This photo is of Don Ismael, the person who, in the 1970's, brought a revival of mask making to the village of Boruca. He and his son (also pictured) now teach others the craft and also make some of the finest masks we have ever seen.
Costa Rica has a darn good shot of avoiding becoming entirely globalized. So many factors have placed our adopted country in the cross hairs of a unique solution and response to the pressures placed upon all countries. It was interesting, watching the Vancouver Olympics this year to see how they tried to bring forward "aboriginal" and "first nations" as representatives of their country. Successful or not, other countries such as Costa Rica also have rich histories in their "first nations" communities.
There are in fact so few indigenous people here most tourists miss them altogether but some do find remote communities like the Isla de Chira for example.
Isla de Chira is located in the Gulf of Nicoya and per se is not an indigenous community. These folk trace their roots back to the Andalusian farmers (if a Tico ever bothers to look into their past). They are not ones who fled the onslaught of the conquistadors. However, you won't find a more "Tico" community anywhere in Costa Rica. I think of such communities as "indigenous" inasmuch as can be in the 21st century in any community. This is part of our tale of visit to Chira some time back: Rural Treats in Costa Rica
As Beatrice mentioned in her email, "I just got back from a great trip to El Descanso, BriBri Pa Kaneblo, Yorkín, and Kekoldi, four ACTUAR projects where indigenous people are successfully bringing back their culture, and using tourism to support their efforts. All the communities have a somewhat different angle on the subject." I look forward to Beatrices upcoming trip report. She has probably done more than any gringa I know to help get rural communities in Costa Rica into a better state through sustainable tourism activities.
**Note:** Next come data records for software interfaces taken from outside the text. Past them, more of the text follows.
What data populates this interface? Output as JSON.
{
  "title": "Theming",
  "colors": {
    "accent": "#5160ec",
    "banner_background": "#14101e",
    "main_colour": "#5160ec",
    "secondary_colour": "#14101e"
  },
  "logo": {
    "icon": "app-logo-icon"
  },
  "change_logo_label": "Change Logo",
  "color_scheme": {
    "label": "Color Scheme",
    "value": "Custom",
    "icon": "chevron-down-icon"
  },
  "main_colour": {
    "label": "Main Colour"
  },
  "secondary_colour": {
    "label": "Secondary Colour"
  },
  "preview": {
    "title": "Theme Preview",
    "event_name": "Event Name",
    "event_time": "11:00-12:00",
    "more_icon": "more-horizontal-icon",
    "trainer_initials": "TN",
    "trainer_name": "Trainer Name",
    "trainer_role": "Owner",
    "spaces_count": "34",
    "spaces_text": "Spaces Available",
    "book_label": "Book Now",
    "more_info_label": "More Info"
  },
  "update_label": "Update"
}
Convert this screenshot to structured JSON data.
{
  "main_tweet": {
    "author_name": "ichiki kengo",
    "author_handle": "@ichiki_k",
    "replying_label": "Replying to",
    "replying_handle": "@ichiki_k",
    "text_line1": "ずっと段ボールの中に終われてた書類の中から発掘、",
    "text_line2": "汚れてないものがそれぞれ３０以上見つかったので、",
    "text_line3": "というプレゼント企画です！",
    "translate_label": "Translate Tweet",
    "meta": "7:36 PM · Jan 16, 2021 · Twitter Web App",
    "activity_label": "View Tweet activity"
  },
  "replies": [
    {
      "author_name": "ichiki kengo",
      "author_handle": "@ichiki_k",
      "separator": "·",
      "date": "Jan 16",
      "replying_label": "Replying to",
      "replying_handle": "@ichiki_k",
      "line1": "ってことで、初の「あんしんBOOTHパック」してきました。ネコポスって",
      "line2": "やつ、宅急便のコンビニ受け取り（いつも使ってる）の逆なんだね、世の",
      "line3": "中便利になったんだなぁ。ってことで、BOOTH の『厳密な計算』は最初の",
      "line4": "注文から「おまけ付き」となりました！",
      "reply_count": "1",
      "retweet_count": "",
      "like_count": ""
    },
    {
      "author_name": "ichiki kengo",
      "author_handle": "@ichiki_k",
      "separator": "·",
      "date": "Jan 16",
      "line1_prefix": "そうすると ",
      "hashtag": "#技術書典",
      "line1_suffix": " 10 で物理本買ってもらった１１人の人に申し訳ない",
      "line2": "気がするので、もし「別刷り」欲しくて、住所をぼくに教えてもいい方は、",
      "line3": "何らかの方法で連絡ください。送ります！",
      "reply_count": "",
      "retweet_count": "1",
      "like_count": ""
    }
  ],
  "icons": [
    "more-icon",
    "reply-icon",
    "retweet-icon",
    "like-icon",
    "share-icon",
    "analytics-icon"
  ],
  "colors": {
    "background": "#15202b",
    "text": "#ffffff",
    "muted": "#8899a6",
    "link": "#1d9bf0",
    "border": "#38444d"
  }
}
Another web site you may like to visit is that of our friends Ginnie and Phil - you'll find their blog here: Ginnee and Phil's Esparanza Adventure . There are hundreds of reasons to support what they are doing and here's a delightful tale from one of their supporters last year:Anna's week
As Anna notes in the blog "I will never forget this most memorable week in my lifetime! It was the toughest, most difficult, arduous, dangerous, most exciting and most fascinating thing I've ever done in my 19 years of life." Think of spending some time on this project on your next visit? If you can't visit them on your trip, think of dropping some supplies for the Cabecar at the Pura Vida as you pass by the SJO airport area (we are 10 mins from the airport and even if you don't come here you can put your donation bag in an airport taxi and we'll pay the ride).
My suggestion to all our visitors is for you to find a location you like, find a place you'd like to stay and then ask them how you might best visit one of these locations while you are in that area. Remember also that a number of them have small rustic and usually spotless lodges and a night in the village will be an experience you (or your kids) will surely never forget. If not there'll be a lovely experience to be had somewhere in the area.
Another good web site to find information about these remote lodges is the Costa Rican rural community tourism association known as ACTUAR - you can reach them here doing "alternative travel" as they like to call it or just contact Beatrice Blake and she can figure it out for you. Or just ask your hotel to point you when you get there.
p.s. The nearest rural community to us and part of ACTUAR association is Nacientes Palmichal. They have done a lot to create a sustainable environment in this lovely village about 90 minutes south west of the Pura Vida Hotel here: Albergue Nacientes Palmichal
We took this photo near the water source that Nacientes is named after. They'd be happy to organize a day trip to the community and they do have a spotless and delightful lodge if you want top stay overnight.